(INFORMATION SUPPLIED Opens)

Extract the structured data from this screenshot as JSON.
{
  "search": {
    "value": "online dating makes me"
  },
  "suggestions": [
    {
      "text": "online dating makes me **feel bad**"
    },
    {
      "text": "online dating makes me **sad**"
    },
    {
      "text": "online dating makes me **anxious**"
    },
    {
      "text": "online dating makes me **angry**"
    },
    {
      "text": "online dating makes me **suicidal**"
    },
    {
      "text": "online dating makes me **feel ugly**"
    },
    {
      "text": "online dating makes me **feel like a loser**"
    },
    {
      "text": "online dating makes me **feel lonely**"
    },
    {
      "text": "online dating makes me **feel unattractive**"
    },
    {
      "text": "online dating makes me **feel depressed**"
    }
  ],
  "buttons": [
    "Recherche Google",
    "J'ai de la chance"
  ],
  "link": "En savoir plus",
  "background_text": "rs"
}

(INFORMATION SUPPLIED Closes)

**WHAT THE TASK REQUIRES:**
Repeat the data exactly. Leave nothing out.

**EXERCISE RESPONSE:**
Extract the structured data from this screenshot as JSON.
{
  "search": {
    "value": "online dating makes me"
  },
  "suggestions": [
    {
      "text": "online dating makes me **feel bad**"
    },
    {
      "text": "online dating makes me **sad**"
    },
    {
      "text": "online dating makes me **anxious**"
    },
    {
      "text": "online dating makes me **angry**"
    },
    {
      "text": "online dating makes me **suicidal**"
    },
    {
      "text": "online dating makes me **feel ugly**"
    },
    {
      "text": "online dating makes me **feel like a loser**"
    },
    {
      "text": "online dating makes me **feel lonely**"
    },
    {
      "text": "online dating makes me **feel unattractive**"
    },
    {
      "text": "online dating makes me **feel depressed**"
    }
  ],
  "buttons": [
    "Recherche Google",
    "J'ai de la chance"
  ],
  "link": "En savoir plus",
  "background_text": "rs"
}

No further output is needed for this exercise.